> **Exercise objective**:
Return the count of lines in the following records that include "bloom", and nothing more.

(Items from an interface collection)
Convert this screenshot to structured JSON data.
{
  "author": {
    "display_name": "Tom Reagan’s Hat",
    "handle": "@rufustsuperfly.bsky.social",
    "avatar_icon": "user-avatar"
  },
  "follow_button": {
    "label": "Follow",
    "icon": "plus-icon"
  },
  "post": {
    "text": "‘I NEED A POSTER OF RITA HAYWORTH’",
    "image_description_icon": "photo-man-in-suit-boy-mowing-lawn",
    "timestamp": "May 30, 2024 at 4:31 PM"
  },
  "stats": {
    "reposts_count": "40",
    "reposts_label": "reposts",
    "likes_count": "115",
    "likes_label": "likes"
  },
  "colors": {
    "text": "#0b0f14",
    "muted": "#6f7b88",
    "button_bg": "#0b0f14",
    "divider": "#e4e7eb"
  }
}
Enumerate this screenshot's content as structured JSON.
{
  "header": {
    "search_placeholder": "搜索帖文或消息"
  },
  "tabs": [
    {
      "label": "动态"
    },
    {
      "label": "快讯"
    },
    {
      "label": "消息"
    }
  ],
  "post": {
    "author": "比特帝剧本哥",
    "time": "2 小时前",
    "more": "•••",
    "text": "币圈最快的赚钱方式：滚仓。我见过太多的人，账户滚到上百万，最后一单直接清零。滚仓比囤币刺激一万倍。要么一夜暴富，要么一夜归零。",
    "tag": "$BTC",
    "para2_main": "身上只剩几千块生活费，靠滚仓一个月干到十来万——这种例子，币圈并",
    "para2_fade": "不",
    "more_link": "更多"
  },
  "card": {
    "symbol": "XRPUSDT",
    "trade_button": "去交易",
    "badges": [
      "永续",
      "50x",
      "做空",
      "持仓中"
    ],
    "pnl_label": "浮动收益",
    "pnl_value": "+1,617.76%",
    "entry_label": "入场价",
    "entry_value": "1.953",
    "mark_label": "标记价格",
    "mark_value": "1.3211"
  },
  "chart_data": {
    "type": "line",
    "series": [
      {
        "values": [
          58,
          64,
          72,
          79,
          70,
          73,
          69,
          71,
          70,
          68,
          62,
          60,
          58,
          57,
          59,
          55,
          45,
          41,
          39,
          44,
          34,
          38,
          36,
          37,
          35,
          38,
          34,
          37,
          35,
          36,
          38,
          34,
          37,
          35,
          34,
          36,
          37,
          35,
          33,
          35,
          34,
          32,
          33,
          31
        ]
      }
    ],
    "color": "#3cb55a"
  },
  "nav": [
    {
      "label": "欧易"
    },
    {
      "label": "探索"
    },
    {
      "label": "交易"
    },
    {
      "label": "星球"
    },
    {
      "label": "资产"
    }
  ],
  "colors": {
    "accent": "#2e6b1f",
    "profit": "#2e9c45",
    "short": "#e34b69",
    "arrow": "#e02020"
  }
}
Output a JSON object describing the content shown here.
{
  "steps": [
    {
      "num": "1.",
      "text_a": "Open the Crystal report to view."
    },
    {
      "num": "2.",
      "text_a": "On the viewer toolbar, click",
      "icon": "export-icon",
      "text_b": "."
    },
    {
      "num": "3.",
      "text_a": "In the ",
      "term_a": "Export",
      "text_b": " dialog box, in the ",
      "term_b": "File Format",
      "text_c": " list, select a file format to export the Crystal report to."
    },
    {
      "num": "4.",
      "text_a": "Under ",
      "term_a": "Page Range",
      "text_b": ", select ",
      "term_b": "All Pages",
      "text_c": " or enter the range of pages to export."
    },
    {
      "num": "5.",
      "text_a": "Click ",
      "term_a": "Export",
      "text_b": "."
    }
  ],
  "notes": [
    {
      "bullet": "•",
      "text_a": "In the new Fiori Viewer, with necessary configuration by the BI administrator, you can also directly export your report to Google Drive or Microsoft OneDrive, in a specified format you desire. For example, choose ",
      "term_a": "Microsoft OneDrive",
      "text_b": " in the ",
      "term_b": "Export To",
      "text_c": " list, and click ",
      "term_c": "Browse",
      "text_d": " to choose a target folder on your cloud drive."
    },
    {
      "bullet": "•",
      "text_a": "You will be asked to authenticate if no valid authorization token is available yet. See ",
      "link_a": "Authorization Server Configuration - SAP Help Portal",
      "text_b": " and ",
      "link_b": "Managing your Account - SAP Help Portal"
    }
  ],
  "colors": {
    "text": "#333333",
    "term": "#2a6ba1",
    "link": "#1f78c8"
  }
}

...

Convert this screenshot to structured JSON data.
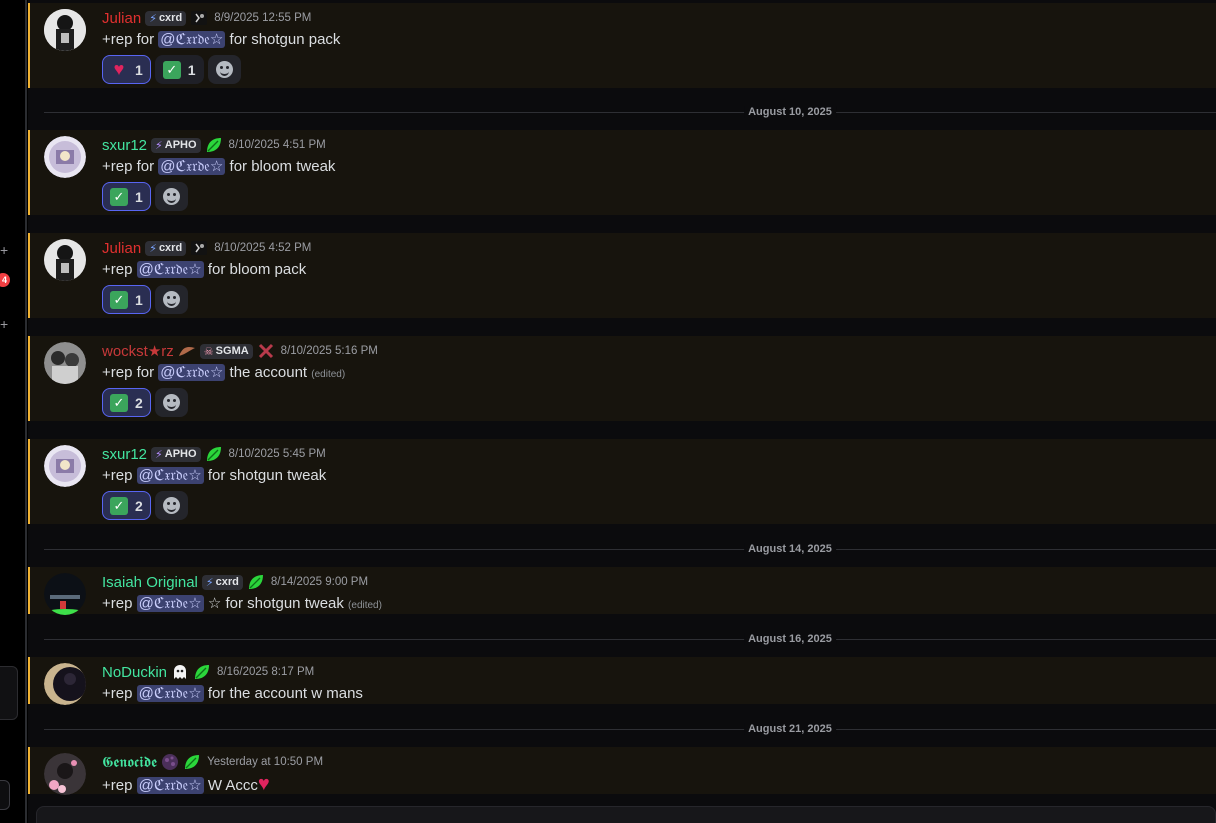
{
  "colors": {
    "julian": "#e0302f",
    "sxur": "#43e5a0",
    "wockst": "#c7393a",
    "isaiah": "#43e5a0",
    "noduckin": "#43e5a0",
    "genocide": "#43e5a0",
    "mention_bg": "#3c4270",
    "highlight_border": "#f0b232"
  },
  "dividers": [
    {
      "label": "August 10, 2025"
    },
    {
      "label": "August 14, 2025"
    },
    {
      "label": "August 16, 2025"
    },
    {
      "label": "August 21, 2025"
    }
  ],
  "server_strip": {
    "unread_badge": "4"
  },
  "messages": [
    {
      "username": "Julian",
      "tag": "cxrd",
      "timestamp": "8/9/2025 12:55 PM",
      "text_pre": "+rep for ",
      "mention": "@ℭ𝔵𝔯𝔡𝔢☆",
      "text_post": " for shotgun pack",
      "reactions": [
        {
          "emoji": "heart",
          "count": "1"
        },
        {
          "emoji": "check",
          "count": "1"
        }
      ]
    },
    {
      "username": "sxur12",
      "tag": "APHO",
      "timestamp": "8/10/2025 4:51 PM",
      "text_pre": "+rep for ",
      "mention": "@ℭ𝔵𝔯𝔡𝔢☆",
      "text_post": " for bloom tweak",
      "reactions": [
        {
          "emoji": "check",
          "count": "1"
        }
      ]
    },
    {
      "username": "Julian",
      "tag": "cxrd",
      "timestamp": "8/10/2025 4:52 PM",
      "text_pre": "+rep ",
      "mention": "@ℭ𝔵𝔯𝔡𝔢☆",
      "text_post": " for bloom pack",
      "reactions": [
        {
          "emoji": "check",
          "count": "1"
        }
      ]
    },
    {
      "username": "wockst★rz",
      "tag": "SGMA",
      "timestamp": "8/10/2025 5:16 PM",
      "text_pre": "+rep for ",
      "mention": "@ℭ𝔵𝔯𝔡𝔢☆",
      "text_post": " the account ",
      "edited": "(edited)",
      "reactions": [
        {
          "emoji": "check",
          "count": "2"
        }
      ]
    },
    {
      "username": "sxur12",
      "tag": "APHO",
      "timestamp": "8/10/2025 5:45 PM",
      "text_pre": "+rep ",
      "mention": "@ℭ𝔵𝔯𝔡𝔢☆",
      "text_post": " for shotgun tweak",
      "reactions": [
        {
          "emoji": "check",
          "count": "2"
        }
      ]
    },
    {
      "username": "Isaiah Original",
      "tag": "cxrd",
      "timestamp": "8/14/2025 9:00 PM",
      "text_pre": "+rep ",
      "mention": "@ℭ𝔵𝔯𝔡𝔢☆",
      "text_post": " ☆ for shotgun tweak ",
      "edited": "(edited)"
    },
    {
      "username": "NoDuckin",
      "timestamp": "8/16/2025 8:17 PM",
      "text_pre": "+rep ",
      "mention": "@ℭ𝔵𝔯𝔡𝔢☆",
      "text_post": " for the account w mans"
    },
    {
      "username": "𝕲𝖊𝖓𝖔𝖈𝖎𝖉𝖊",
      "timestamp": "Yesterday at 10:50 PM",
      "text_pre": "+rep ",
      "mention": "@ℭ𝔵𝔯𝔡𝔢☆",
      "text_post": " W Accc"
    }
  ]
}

> **Exercise response**:
2